Asked by The Daily Gazette for comment, USPS spokesman Stephen Doherty did not directly address the impact of personnel shortages on postal workers and postal customers. He did discuss the cause and attempted solution of the shortages.
“This has been an extraordinary year of unprecedented challenges given the COVID-19 pandemic and we continue to experience occasional challenges with employee availability,” he said via email. “We thank our customers for their understanding and continued support.”
USPS this spring announced its Delivering for America Plan, a ten-year, $40 billion investment in its infrastructure and employees with concurrent steps to control costs and raise revenue, including slower delivery schedules and higher delivery rates.

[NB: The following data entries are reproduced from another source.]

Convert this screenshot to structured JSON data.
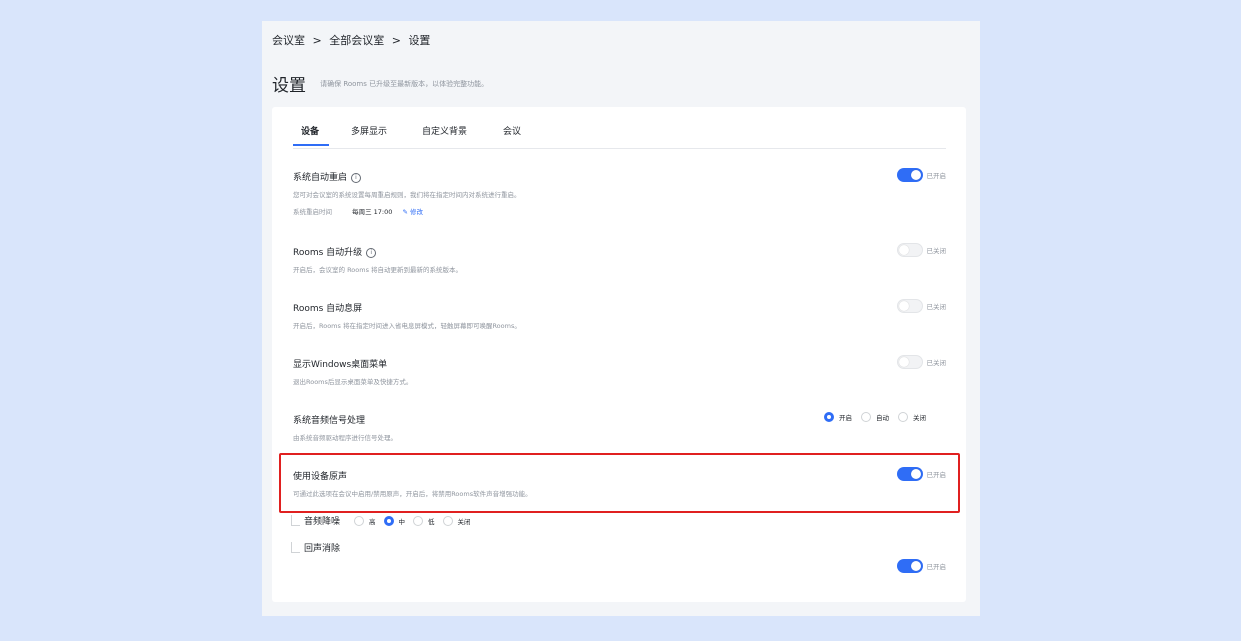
{
  "breadcrumb": [
    "会议室",
    ">",
    "全部会议室",
    ">",
    "设置"
  ],
  "page": {
    "title": "设置",
    "hint": "请确保 Rooms 已升级至最新版本，以体验完整功能。"
  },
  "tabs": [
    "设备",
    "多屏显示",
    "自定义背景",
    "会议"
  ],
  "settings": {
    "auto_restart": {
      "title": "系统自动重启",
      "desc": "您可对会议室的系统设置每周重启规则，我们将在指定时间内对系统进行重启。",
      "meta_label": "系统重启时间",
      "meta_value": "每周三 17:00",
      "edit_label": "修改",
      "state": "已开启",
      "on": true
    },
    "auto_upgrade": {
      "title": "Rooms 自动升级",
      "desc": "开启后，会议室的 Rooms 将自动更新到最新的系统版本。",
      "state": "已关闭",
      "on": false
    },
    "auto_screen_off": {
      "title": "Rooms 自动息屏",
      "desc": "开启后，Rooms 将在指定时间进入省电息屏模式，轻触屏幕即可唤醒Rooms。",
      "state": "已关闭",
      "on": false
    },
    "windows_menu": {
      "title": "显示Windows桌面菜单",
      "desc": "退出Rooms后显示桌面菜单及快捷方式。",
      "state": "已关闭",
      "on": false
    },
    "audio_processing": {
      "title": "系统音频信号处理",
      "desc": "由系统音频驱动程序进行信号处理。",
      "options": [
        "开启",
        "自动",
        "关闭"
      ],
      "selected": "开启"
    },
    "original_sound": {
      "title": "使用设备原声",
      "desc": "可通过此选项在会议中启用/禁用原声，开启后，将禁用Rooms软件声音增强功能。",
      "state": "已开启",
      "on": true
    },
    "noise_reduction": {
      "title": "音频降噪",
      "options": [
        "高",
        "中",
        "低",
        "关闭"
      ],
      "selected": "中"
    },
    "echo_cancel": {
      "title": "回声消除",
      "state": "已开启",
      "on": true
    }
  },
  "colors": {
    "accent": "#2f6df6",
    "highlight": "#e02020",
    "background": "#d9e5fb"
  },
  "icons": {
    "info": "info-circle-icon",
    "edit": "pencil-icon"
  }
}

Its stated goal was to hire 100,000 people from January 2021 to January 2022; that includes 40,000 it hopes to bring on board starting next week for peak season.
From 10 a.m. to 6 p.m. Sept. 8, USPS will hold a hiring event at the Albany Main Post Office and Mail Processing Center at 30 Karner Road in Colonie.
Entry-level hourly wages are $16.87 for handlers, $18.51 for carriers and $18.69 for processors.
“The pandemic has challenged us, like all companies, with employee availability issues,” Doherty said. “We’re proud of our more than 640,000 employees who have stepped up under difficult circumstances to serve our customers and keep the mail moving.”
Cook pooh-poohed the salary figures, saying the woman who served him lunch in Glenville last week gets $20 an hour and UPS in Latham is starting people at $25 an hour.
“Maybe $18 an hour is OK in Des Moines,” he said.
NOT ALL ARE STRUGGLING
The picture is different for the American Postal Workers Union local in Albany, where membership recently has grown to nearly 600 members.
The Mail Processing Center in Colonie has no shortage of personnel now, in the off-peak season, Local 309 President John Tabak said.
But there were problems last year as Americans began to work and shop from home, and mail volume exploded at the Colonie facility.
“There was so much mail at the plant it was actually hard to move through the aisles,” Tabak recalled.
USPS installed two new sorting machines that handle 30,000 to 35,000 letters an hour in Colonie and expanded its workforce substantially, he said.
Shortages, when they happen now, are usually at the retail windows, he added.
After some period of employment, USPS converts a worker from non-career to career, with an accompanying increase in pay and benefits.
Tabak said USPS appears to have accelerated the conversion timetable for APWU members in Albany. In the last six months, 98 of his members were boosted to career and received significant pay hikes, plus full federal benefits, he said.
The National Postal Mail Handlers Union is substantially smaller than either the Letter Carriers or Postal Workers unions.
NPMHU Local 309, based in Buffalo and covering all of upstate New York, could not be reached for comment for this story. A memorandum of understanding indicates 32 NPMHU members were scheduled for conversion in Albany this summer, plus 22 in Buffalo, 46 in Rochester and 34 in Syracuse.
The carrier shortage within Branch 358’s large footprint is concentrated almost entirely in the Capital Region, Cook said, and seems to be worst in inner-city areas with greater threat of crime, perceived or real.
The carriers comfortable with inner-city routes tend to have grown up in cities, he said, rather than in suburbs.
But whatever the route, fewer carriers handling more mail adds up to the late mail delivery that some customers are now experiencing, Cook said.
The carrier shortage exists in Albany and Schenectady, he said, but is much worse in Troy. Half of the 40 delivery routes in Troy didn’t even leave the post office Aug. 21, he said.
Another factor: Letter carriers’ start time was pushed back an hour to allow more time for sorting, Cook said. That by itself doesn’t make the carrier work more hours, just later hours.
“The customers don’t see that hour delay,” Cook said. “What they see is carriers up on their porch delivering mail at 10 o’clock at night, or, on some routes in Troy, delivering mail only once a week.”